Burmese Triple Frog Drum


Bronze Ceremonial Triple-Frog Drum (Pa-zi)

Karen People, Eastern Burma

19th century

height: 49.5cm, diameter: 62cm

The drum is cylindrical and waisted and has clear markers to origins in Eastern Burma with the Karen people, but it is part of a wider tradition of bronze drum making in Southeast Asia and South China, a practice that goes back many centuries. Such drums seem to have been traded from the earliest times, judging by their distribution today. Sometimes they were offered as tribute to overlords (Fraser-Lu, 1994, p. 140). In the 19th century they tended to have been made by Karen craftsman for Shan clients.

This example, with two pairs of handles around the sides, has a round, flattened top with four groups of three frogs placed equidistant around the edge of the tympanum. The frogs are placed atop each other, from largest to smallest.

The tympanum is also decorated with a central star or sun burst motif around which there are numerous concentric bands filled with repeated duck, aquatic flower and stylised seed motifs.

Along the side of the drum following a seam is a row of three solid cast elephants and three snails of ascending sizes.

The Karen regarded such drums as their most precious possessions. The deep tone of the drums was believed to be pleasing to ancestral spirits and to the

nat spirits. Possibly, the drums were also beaten in conjunction with rice planting festivals to encourage the rains – sometimes they are referred to as rain drums. This association with rain no doubt accounts for the use of the frog, duck and fish motifs for example. It is also possible that seed rice was stored in the drums prior to sowing.

The Karen do not appear to have cast such drums themselves but commissioned them form Shan craftsmen who cast the drums using the lost-wax process. According to Fraser-Lu, the Shan artisans had to undergo various purification rites at an auspicious hour determined by an astrologer prior to commencing casting on account of the ritual importance of such drums. The drums made by the Shan also were exported to buyers in Thailand, Laos and Cambodia.

Drums similar to this example are illustrated in Fraser-Lu (1994), Lewis (1984) and Pal (2004). The Norton Simon Museum in California has a collection of fourteen such drums including several that appear to be of Shan/Karen origins. A very similar example was presented to the United States as part of the Harris Treaty gifts in 1856. This example is illustrated in McQuail, 1997, p. 125. An almost identical example entered was given to France by the King of Siam in 1861. That one is illustrated in Bruley

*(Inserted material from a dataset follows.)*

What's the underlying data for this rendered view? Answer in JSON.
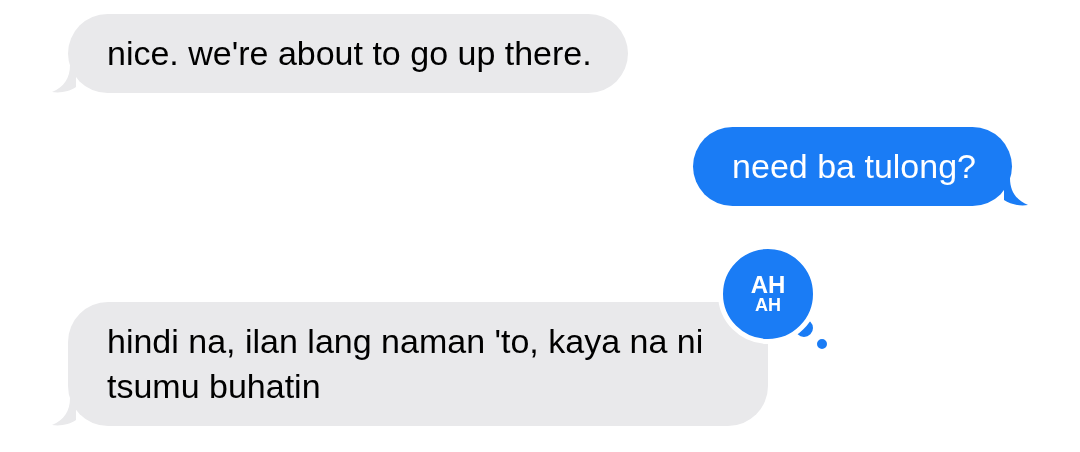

et al (2011, p. 93).

The condition of this example is very fine. There is a small casting-related fracture to one side of several centimetres but this is closed, stable and typical of the somewhat rudimentary casting methods employed by the Karen.  It has a dark grey-black surface patina. The tympanum particularly has obvious wear. Overall, it is a fine example of a Southeast Asian frog drum. It was acquired in the UK and most probably was brought to the UK from Burma during colonial times. It is clearly at least 19th century – which is important. Many available today are much later reproductions.


Bruley, Y., et al, Le Siam a Fontainbleau l’Ambassade du 27 Juin 1861, Chateau de Fontainbleau, 2011.

Fraser-Lu, S.,

Burmese Crafts: Past and Present, Oxford University Press, 1994.

Lewis, P. & E.,

Peoples of the Golden Triangle: Six Tribes in Thailand, Thames & Hudson, 1984.

McQuail, L.,

Treasures of Two Nations: Thai Royal Gifts to the United States of America, Smithsonian Institution, 1997.

Pal, P.,

Art from Sri Lanka & Southeast Asia: Asian Art at the Norton Simon Museum, Yale University Press, 2004.


private collection, UK

Inventory no.: 3855